◆ Your goal: Retype all the data word for word.

◆ Records to process:
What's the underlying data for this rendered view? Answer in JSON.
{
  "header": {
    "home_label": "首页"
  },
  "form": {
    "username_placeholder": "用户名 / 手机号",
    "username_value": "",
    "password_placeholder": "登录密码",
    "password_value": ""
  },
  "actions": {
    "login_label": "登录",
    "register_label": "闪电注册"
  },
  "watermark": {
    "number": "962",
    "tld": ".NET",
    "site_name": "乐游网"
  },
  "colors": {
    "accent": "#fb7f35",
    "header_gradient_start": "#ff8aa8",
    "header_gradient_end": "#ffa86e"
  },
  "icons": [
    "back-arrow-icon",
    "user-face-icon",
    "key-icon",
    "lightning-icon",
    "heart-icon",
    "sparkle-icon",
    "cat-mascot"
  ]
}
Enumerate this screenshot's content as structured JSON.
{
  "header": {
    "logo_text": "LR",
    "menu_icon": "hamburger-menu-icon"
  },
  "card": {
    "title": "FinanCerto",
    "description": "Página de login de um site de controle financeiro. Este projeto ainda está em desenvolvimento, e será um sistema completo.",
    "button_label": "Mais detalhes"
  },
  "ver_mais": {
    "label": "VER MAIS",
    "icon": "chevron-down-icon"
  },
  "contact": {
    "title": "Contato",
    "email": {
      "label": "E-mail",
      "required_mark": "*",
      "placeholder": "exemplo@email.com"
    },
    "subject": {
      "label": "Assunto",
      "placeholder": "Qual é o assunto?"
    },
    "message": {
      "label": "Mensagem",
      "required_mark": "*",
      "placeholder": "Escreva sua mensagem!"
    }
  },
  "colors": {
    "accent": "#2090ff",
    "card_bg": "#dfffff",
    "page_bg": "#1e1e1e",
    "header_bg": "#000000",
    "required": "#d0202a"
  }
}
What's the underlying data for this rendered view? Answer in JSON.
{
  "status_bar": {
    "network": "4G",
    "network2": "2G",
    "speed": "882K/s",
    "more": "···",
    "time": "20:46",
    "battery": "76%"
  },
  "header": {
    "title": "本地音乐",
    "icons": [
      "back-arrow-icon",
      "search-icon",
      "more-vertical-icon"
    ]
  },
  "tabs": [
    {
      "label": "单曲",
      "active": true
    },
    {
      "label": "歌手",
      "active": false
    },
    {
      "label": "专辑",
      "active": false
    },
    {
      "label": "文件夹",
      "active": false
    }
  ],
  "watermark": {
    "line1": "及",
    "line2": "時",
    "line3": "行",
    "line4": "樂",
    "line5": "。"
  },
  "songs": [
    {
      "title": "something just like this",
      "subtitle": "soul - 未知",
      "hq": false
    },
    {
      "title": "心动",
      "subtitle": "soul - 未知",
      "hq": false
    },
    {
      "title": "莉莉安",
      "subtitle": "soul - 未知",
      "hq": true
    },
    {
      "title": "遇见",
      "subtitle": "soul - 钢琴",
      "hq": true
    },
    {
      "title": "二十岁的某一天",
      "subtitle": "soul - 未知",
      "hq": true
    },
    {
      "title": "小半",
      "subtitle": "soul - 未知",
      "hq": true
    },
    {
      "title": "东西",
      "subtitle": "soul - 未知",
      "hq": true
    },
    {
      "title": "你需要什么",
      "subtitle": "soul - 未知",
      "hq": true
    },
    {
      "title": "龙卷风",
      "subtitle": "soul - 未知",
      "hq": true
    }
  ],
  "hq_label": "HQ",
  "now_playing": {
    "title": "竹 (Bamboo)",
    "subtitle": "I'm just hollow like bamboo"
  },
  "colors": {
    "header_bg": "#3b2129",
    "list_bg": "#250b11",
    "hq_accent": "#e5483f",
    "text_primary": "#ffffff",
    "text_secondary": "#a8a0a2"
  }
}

◆ Task output:
What's the underlying data for this rendered view? Answer in JSON.
{
  "header": {
    "home_label": "首页"
  },
  "form": {
    "username_placeholder": "用户名 / 手机号",
    "username_value": "",
    "password_placeholder": "登录密码",
    "password_value": ""
  },
  "actions": {
    "login_label": "登录",
    "register_label": "闪电注册"
  },
  "watermark": {
    "number": "962",
    "tld": ".NET",
    "site_name": "乐游网"
  },
  "colors": {
    "accent": "#fb7f35",
    "header_gradient_start": "#ff8aa8",
    "header_gradient_end": "#ffa86e"
  },
  "icons": [
    "back-arrow-icon",
    "user-face-icon",
    "key-icon",
    "lightning-icon",
    "heart-icon",
    "sparkle-icon",
    "cat-mascot"
  ]
}
Enumerate this screenshot's content as structured JSON.
{
  "header": {
    "logo_text": "LR",
    "menu_icon": "hamburger-menu-icon"
  },
  "card": {
    "title": "FinanCerto",
    "description": "Página de login de um site de controle financeiro. Este projeto ainda está em desenvolvimento, e será um sistema completo.",
    "button_label": "Mais detalhes"
  },
  "ver_mais": {
    "label": "VER MAIS",
    "icon": "chevron-down-icon"
  },
  "contact": {
    "title": "Contato",
    "email": {
      "label": "E-mail",
      "required_mark": "*",
      "placeholder": "exemplo@email.com"
    },
    "subject": {
      "label": "Assunto",
      "placeholder": "Qual é o assunto?"
    },
    "message": {
      "label": "Mensagem",
      "required_mark": "*",
      "placeholder": "Escreva sua mensagem!"
    }
  },
  "colors": {
    "accent": "#2090ff",
    "card_bg": "#dfffff",
    "page_bg": "#1e1e1e",
    "header_bg": "#000000",
    "required": "#d0202a"
  }
}
What's the underlying data for this rendered view? Answer in JSON.
{
  "status_bar": {
    "network": "4G",
    "network2": "2G",
    "speed": "882K/s",
    "more": "···",
    "time": "20:46",
    "battery": "76%"
  },
  "header": {
    "title": "本地音乐",
    "icons": [
      "back-arrow-icon",
      "search-icon",
      "more-vertical-icon"
    ]
  },
  "tabs": [
    {
      "label": "单曲",
      "active": true
    },
    {
      "label": "歌手",
      "active": false
    },
    {
      "label": "专辑",
      "active": false
    },
    {
      "label": "文件夹",
      "active": false
    }
  ],
  "watermark": {
    "line1": "及",
    "line2": "時",
    "line3": "行",
    "line4": "樂",
    "line5": "。"
  },
  "songs": [
    {
      "title": "something just like this",
      "subtitle": "soul - 未知",
      "hq": false
    },
    {
      "title": "心动",
      "subtitle": "soul - 未知",
      "hq": false
    },
    {
      "title": "莉莉安",
      "subtitle": "soul - 未知",
      "hq": true
    },
    {
      "title": "遇见",
      "subtitle": "soul - 钢琴",
      "hq": true
    },
    {
      "title": "二十岁的某一天",
      "subtitle": "soul - 未知",
      "hq": true
    },
    {
      "title": "小半",
      "subtitle": "soul - 未知",
      "hq": true
    },
    {
      "title": "东西",
      "subtitle": "soul - 未知",
      "hq": true
    },
    {
      "title": "你需要什么",
      "subtitle": "soul - 未知",
      "hq": true
    },
    {
      "title": "龙卷风",
      "subtitle": "soul - 未知",
      "hq": true
    }
  ],
  "hq_label": "HQ",
  "now_playing": {
    "title": "竹 (Bamboo)",
    "subtitle": "I'm just hollow like bamboo"
  },
  "colors": {
    "header_bg": "#3b2129",
    "list_bg": "#250b11",
    "hq_accent": "#e5483f",
    "text_primary": "#ffffff",
    "text_secondary": "#a8a0a2"
  }
}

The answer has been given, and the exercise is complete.